A Nipponese boy from a broken home tries to overcome all the violence and hardship in his life in “Himizu,” the latest pic from prolific scribe-helmer Sion Sono (“Cold Fish,” “Suicide Club”). Originally conceived as a straightforward adaptation of Minoru Furuya’s eponymous manga, pic’s script was altered to include the aftermath of last March’s earthquake and tsunami, finally fusing an originally extremely bleak coming-of-age story with a more hopeful overlay — despite the addition of more misery. Though not an entirely happy marriage, result earned a prime real-estate slot in the Venice competish, which should translate to Sono’s widest exposure yet.
Sono has never been a very disciplined filmmaker, whether in terms of running time or thematic coherence, and his movies have a frayed quality to them that betrays both his earlier calling as a poet — one for whom juxtaposition, repetition and effect can take precedence over more classical narrative logic — and the speed with which he makes films (his sexy and violent “Guilty of Romance” preemed at Cannes earlier this year).

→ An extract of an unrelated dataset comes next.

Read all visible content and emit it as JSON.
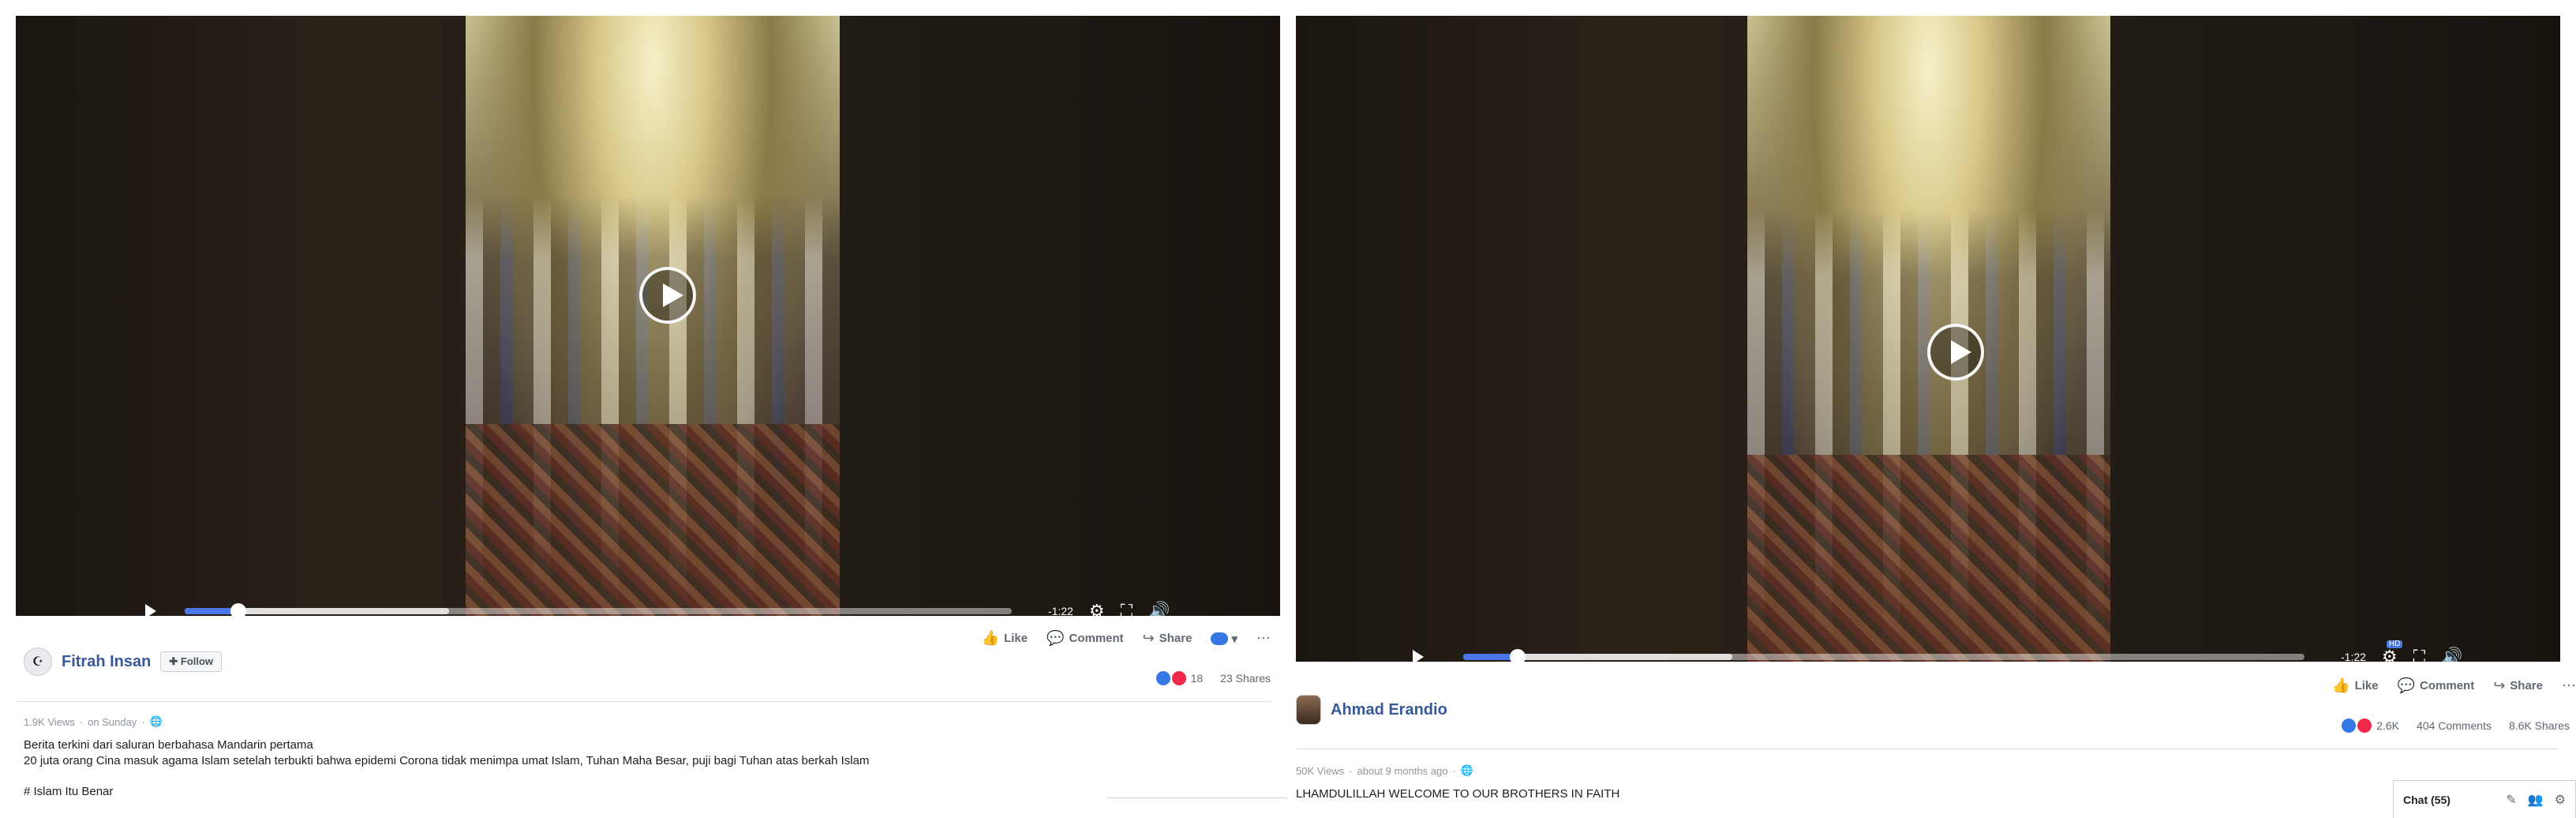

His latest, named after a mole species endemic to Japan, focuses on two junior-high kids for whom sex is uncharted territory, though physical brutality occurs throughout. Set in the aftermath of the disaster, the leads embody innocence defiled by natural, familial and societal violence. In a departure from the manga, these tainted pure souls also represent the future of the nation for whom it’s important to have aspirations.
Protag Sumida (Shota Sometani) is a mercurial boy whose personal credo is “normality rules.” Rather than daring to dream, he’d prefer a normal, respectable life looking after the family’s tiny boat-rental operation. This is easier said than done, given that his mother’s run off — her wry goodbye note reads “Have a nice life” — and his drunkard dad (Ken Mitsuishi) comes home only occasionally to beat him, steal any money he might have and tell him he wishes him dead.
At school, a stalkerish but cute classmate, Chazawa (Fumi Nikaidou), is in love with Sumida. She’s a poetry nut, reciting verses from French vagabond bard Francois Villon (lit references are a recurring theme in the helmer’s work), including the significant line “I know all things/but myself.”
The kids are obviously destined for one another, though initially Sumida aggressively rebuffs Chazawa’s advances. Things grow more complicated when it emerges that Sumida’s dad owes the equivalent of $80,000 to a yakuza moneylender (Denden). Since his dad is missing, Sumida is held responsible for coughing up the dough or risk being made to suffer at the hands of the moneylenders’ thugs.
Because Sono tries to set the manga’s storyline, with its stylized violence, in the very real, post-earthquake/tsunami disaster area, “Himizu” struggles to find a coherent tone. Tracking shots of the wasteland caused by the quake and tsunami, set to Mozart’s overused “Requiem,” don’t jive with pic’s more caricatured approach to physical violence. Though Sono’s no stranger to tonal shifts, the different origins of the natural disaster and the mano-a-mano knife and gun fights prohibit symbiosis. The setting never becomes more than a hyperrealist backdrop for a manga adaptation (the man-made nuclear disaster that followed is barely discussed).
Typically out-there Sion flourishes, such as a subplot involving a pickpocket (Yosuke Kubozuka) who burgles a neo-Nazi killer, the random appearance of an almost naked woman with an iron chain attached to her leg, or the fact Chazawa’s parents are building a custom-made gallows for her, move the tone further away from realism, while at the same time it’s suggested the pic’s specifically set in Japan in May 2011. As seen against the realistic backdrop, the helmer’s customary pitch-black humor won’t fly for some auds.
Nonetheless, in the lead, Sometani (“A Liar and a Broken Girl”) proves more than capable of sustaining interesting in his character’s plight. He seems to be the only character able to register genuine emotions, even if most of them appear to stem from his teenage rage, frustration and confusion more than any direct cause. Other characters are more one-note.
D.p. Sohei Tanikawa, using a Red camera, keeps close to his characters for the exposition scenes, augmenting the pic’s immediacy. As in all Sion films, the current edit runs too long, though it’s hard not be moved by the simple finale. Other tech credits are OK.